=== Begin Enclosure ===

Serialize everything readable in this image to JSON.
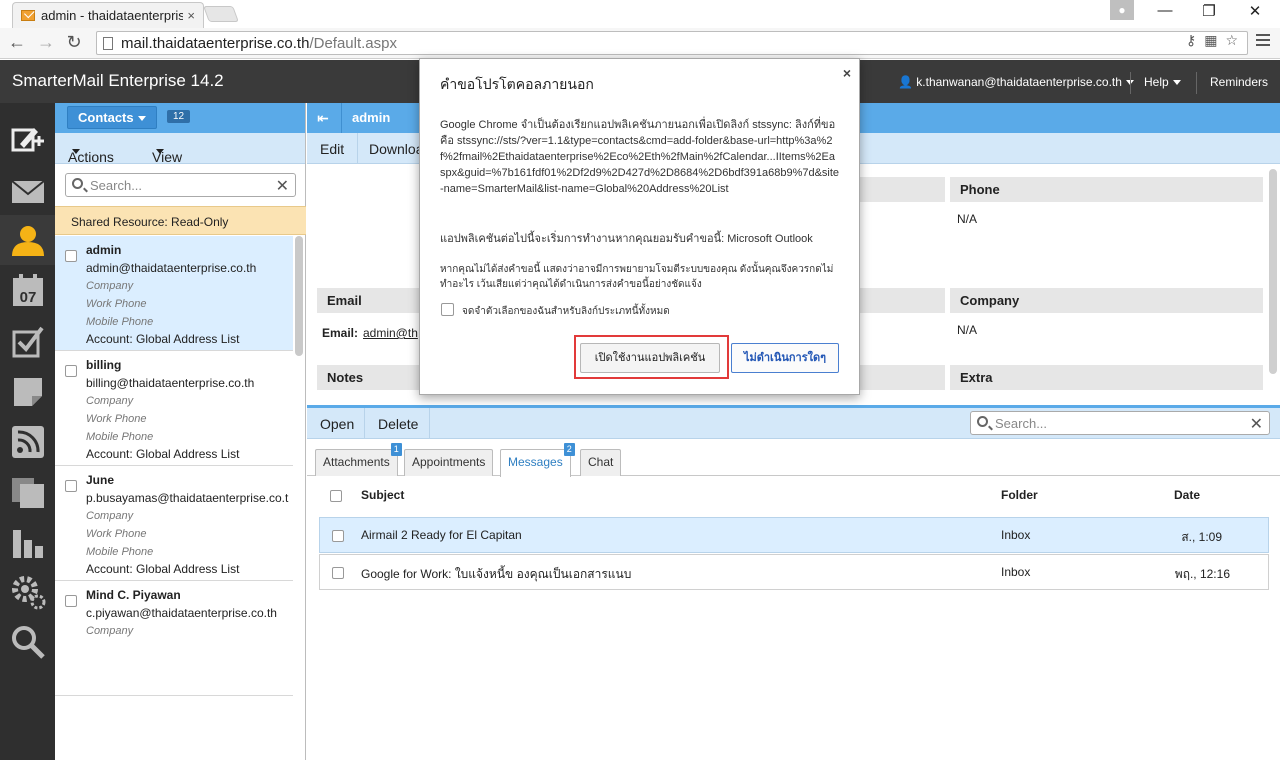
{
  "browser": {
    "tab_title": "admin - thaidataenterprise",
    "tab_close": "×",
    "url_host": "mail.thaidataenterprise.co.th",
    "url_path": "/Default.aspx"
  },
  "app": {
    "title": "SmarterMail Enterprise 14.2",
    "user": "k.thanwanan@thaidataenterprise.co.th",
    "help": "Help",
    "reminders": "Reminders"
  },
  "rail": {
    "calendar_day": "07"
  },
  "contacts": {
    "button_label": "Contacts",
    "count": "12",
    "actions": "Actions",
    "view": "View",
    "search_placeholder": "Search...",
    "shared_notice": "Shared Resource: Read-Only",
    "items": [
      {
        "name": "admin",
        "email": "admin@thaidataenterprise.co.th",
        "company": "Company",
        "work_phone": "Work Phone",
        "mobile_phone": "Mobile Phone",
        "account": "Account: Global Address List"
      },
      {
        "name": "billing",
        "email": "billing@thaidataenterprise.co.th",
        "company": "Company",
        "work_phone": "Work Phone",
        "mobile_phone": "Mobile Phone",
        "account": "Account: Global Address List"
      },
      {
        "name": "June",
        "email": "p.busayamas@thaidataenterprise.co.t",
        "company": "Company",
        "work_phone": "Work Phone",
        "mobile_phone": "Mobile Phone",
        "account": "Account: Global Address List"
      },
      {
        "name": "Mind C. Piyawan",
        "email": "c.piyawan@thaidataenterprise.co.th",
        "company": "Company",
        "work_phone": "",
        "mobile_phone": "",
        "account": ""
      }
    ]
  },
  "detail": {
    "title": "admin",
    "edit": "Edit",
    "download": "Download",
    "phone_header": "Phone",
    "phone_value": "N/A",
    "email_header": "Email",
    "email_label": "Email:",
    "email_value": "admin@th",
    "company_header": "Company",
    "company_value": "N/A",
    "notes_header": "Notes",
    "extra_header": "Extra"
  },
  "lower": {
    "open": "Open",
    "delete": "Delete",
    "search_placeholder": "Search...",
    "tabs": [
      {
        "label": "Attachments",
        "badge": "1"
      },
      {
        "label": "Appointments",
        "badge": ""
      },
      {
        "label": "Messages",
        "badge": "2"
      },
      {
        "label": "Chat",
        "badge": ""
      }
    ],
    "columns": {
      "subject": "Subject",
      "folder": "Folder",
      "date": "Date"
    },
    "messages": [
      {
        "subject": "Airmail 2 Ready for El Capitan",
        "folder": "Inbox",
        "date": "ส., 1:09"
      },
      {
        "subject": "Google for Work: ใบแจ้งหนี้ข องคุณเป็นเอกสารแนบ",
        "folder": "Inbox",
        "date": "พฤ., 12:16"
      }
    ]
  },
  "dialog": {
    "title": "คำขอโปรโตคอลภายนอก",
    "close": "×",
    "body": "Google Chrome จำเป็นต้องเรียกแอปพลิเคชันภายนอกเพื่อเปิดลิงก์ stssync: ลิงก์ที่ขอคือ stssync://sts/?ver=1.1&type=contacts&cmd=add-folder&base-url=http%3a%2f%2fmail%2Ethaidataenterprise%2Eco%2Eth%2fMain%2fCalendar...IItems%2Easpx&guid=%7b161fdf01%2Df2d9%2D427d%2D8684%2D6bdf391a68b9%7d&site-name=SmarterMail&list-name=Global%20Address%20List",
    "app_line": "แอปพลิเคชันต่อไปนี้จะเริ่มการทำงานหากคุณยอมรับคำขอนี้: Microsoft Outlook",
    "warning": "หากคุณไม่ได้ส่งคำขอนี้ แสดงว่าอาจมีการพยายามโจมตีระบบของคุณ ดังนั้นคุณจึงควรกดไม่ทำอะไร เว้นเสียแต่ว่าคุณได้ดำเนินการส่งคำขอนี้อย่างชัดแจ้ง",
    "remember": "จดจำตัวเลือกของฉันสำหรับลิงก์ประเภทนี้ทั้งหมด",
    "launch": "เปิดใช้งานแอปพลิเคชัน",
    "cancel": "ไม่ดำเนินการใดๆ"
  }
}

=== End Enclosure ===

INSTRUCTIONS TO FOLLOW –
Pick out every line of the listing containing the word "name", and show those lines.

RESPONSE BELOW –
        "name": "admin",
        "name": "billing",
        "name": "June",
        "name": "Mind C. Piyawan",
    "body": "Google Chrome จำเป็นต้องเรียกแอปพลิเคชันภายนอกเพื่อเปิดลิงก์ stssync: ลิงก์ที่ขอคือ stssync://sts/?ver=1.1&type=contacts&cmd=add-folder&base-url=http%3a%2f%2fmail%2Ethaidataenterprise%2Eco%2Eth%2fMain%2fCalendar...IItems%2Easpx&guid=%7b161fdf01%2Df2d9%2D427d%2D8684%2D6bdf391a68b9%7d&site-name=SmarterMail&list-name=Global%20Address%20List",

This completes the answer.